The Washington Capitals entered last night's game against the Boston Bruins carrying a remarkable penalty killing streak that has taken the team from last in the league in that category to fifth out of 28 teams.
The Capitals brought a streak of 35 straight kills at MCI Center into the game, and have killed 74 of 76 penalties over the past 18 games. Such a sustained stretch of penalty killing excellence is among the best in NHL history. Not only have the Capitals been holding teams without a goal on the power play, but on many nights teams don't even get quality scoring chances against Washington's penalty killers.
"The streak should be even longer if not for a puck bouncing off three skates in Buffalo," Coach Ron Wilson said. "It sort of feeds off itself, and it did two years ago when we led the league and we've got the same numbers now. It doesn't take much to throw you off--one bad game--but we just have to keep doing what we've been doing.
"Last year there were too many games where we gave up more than one power-play goal in a game. The year before I think we gave up 39 goals on other teams' power plays and there was only one game where we gave up more than two. There might have only been four or five games where we allowed two. If we can do something like that, it's unbelievable. That will help you win a lot of games."
The most recent contest with Boston was typical of Washington's play during this stretch. The Bruins enjoyed more power plays than the Capitals and had three early man-advantages, but never got close. Shots were limited to the perimeter, the goalie saw every shot and rebounds were quickly swept away. This season the Capitals have faced 100 power plays but have had just 79 opportunities playing with the extra man.

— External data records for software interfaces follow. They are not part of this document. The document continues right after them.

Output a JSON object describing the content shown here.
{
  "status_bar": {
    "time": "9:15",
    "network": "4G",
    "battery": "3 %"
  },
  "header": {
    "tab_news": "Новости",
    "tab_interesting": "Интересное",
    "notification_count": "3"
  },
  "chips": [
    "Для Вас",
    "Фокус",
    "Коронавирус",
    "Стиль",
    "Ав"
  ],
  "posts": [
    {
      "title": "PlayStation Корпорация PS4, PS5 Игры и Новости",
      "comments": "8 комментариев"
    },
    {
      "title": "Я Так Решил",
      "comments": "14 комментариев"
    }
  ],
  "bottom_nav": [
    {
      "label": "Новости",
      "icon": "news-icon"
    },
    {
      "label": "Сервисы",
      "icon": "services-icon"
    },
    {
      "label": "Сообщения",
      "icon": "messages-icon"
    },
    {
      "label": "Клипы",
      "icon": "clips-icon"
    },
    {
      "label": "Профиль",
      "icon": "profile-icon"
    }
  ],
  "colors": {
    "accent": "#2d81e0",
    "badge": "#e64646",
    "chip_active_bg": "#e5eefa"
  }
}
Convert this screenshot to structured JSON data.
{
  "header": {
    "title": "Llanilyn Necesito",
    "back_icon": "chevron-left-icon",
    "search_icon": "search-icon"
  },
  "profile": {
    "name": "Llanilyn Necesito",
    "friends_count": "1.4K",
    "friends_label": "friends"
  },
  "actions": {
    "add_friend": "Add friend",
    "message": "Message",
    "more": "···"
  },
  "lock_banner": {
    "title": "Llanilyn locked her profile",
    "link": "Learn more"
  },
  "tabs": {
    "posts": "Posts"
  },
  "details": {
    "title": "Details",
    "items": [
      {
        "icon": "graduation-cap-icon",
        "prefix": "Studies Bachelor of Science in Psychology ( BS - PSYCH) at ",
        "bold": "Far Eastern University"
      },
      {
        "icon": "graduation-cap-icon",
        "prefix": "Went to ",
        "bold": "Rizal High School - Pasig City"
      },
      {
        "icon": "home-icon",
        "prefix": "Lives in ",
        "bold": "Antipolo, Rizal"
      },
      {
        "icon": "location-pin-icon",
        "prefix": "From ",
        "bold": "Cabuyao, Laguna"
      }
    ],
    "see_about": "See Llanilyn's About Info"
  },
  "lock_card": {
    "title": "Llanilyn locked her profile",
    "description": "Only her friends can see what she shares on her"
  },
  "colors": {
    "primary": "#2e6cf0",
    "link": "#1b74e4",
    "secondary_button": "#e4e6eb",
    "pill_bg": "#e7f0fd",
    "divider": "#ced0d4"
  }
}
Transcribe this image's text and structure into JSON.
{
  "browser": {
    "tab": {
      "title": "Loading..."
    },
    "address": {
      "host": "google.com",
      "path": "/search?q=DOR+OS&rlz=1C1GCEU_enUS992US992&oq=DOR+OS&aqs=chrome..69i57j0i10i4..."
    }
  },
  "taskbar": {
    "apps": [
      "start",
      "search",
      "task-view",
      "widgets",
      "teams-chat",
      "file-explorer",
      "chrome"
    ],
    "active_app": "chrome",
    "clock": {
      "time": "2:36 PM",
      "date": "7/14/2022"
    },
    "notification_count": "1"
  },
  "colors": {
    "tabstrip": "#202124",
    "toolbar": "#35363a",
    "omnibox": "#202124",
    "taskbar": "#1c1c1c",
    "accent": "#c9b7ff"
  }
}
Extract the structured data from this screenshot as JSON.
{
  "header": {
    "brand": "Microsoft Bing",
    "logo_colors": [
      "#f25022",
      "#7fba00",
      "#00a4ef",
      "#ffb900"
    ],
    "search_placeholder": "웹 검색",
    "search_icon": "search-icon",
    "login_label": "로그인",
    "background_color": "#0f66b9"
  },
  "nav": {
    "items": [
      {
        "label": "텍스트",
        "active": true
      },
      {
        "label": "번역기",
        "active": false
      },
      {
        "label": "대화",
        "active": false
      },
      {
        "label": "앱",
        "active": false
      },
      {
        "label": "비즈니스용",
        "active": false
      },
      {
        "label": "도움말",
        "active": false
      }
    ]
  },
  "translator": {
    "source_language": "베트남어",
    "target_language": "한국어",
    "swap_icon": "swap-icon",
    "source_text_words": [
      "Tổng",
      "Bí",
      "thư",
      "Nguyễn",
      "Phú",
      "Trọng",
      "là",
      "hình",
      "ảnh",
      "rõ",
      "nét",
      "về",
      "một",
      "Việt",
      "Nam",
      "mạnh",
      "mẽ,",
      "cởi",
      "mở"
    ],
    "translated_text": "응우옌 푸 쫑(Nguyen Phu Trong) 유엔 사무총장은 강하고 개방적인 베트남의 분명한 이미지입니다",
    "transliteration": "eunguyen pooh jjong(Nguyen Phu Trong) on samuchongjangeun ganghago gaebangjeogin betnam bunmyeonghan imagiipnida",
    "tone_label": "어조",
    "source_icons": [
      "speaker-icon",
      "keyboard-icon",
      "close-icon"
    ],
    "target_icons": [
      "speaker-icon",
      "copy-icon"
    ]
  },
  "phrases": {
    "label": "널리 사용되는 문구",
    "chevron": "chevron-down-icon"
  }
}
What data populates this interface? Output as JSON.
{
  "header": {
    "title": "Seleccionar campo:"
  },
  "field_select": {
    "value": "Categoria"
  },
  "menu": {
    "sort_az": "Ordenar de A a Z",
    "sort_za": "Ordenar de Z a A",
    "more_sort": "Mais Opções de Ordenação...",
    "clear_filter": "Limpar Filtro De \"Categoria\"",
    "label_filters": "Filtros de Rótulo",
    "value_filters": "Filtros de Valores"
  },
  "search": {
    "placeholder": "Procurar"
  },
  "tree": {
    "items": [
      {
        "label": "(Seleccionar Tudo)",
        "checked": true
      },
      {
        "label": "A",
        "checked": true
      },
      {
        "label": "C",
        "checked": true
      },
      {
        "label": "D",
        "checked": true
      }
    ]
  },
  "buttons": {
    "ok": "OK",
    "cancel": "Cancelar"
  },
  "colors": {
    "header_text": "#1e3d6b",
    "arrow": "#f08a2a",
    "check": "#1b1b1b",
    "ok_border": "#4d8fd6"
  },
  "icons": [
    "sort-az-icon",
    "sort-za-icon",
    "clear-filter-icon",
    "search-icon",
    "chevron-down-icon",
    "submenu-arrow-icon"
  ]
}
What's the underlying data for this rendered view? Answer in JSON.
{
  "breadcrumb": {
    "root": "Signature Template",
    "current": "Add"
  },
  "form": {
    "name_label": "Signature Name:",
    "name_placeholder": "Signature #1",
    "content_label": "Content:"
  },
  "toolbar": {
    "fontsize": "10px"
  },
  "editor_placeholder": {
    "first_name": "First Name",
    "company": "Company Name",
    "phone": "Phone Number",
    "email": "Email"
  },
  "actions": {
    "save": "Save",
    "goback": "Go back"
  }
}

The Capitals allowed two or more power-play goals in a game in three of the first four games this season, but not since. Last season, when they failed to reach the playoffs, they allowed two or more power goals in 12 of 82 games. The season before, when they reached the Stanley Cup finals for the first time in franchise history, they allowed two or more power-play goals in just five games. The power play was first overall in the NHL that season, setting an NHL record. The Capitals are the league's top penalty-killing team this decade.
Winger Joe Sacco returned from a bruised leg after missing two games. Defenseman Brendan Witt missed Wednesday's practice with a muscle strain but played last night. Defenseman Joe Reekie (bruised foot) and winger Chris Simon (strained neck) were out with injuries.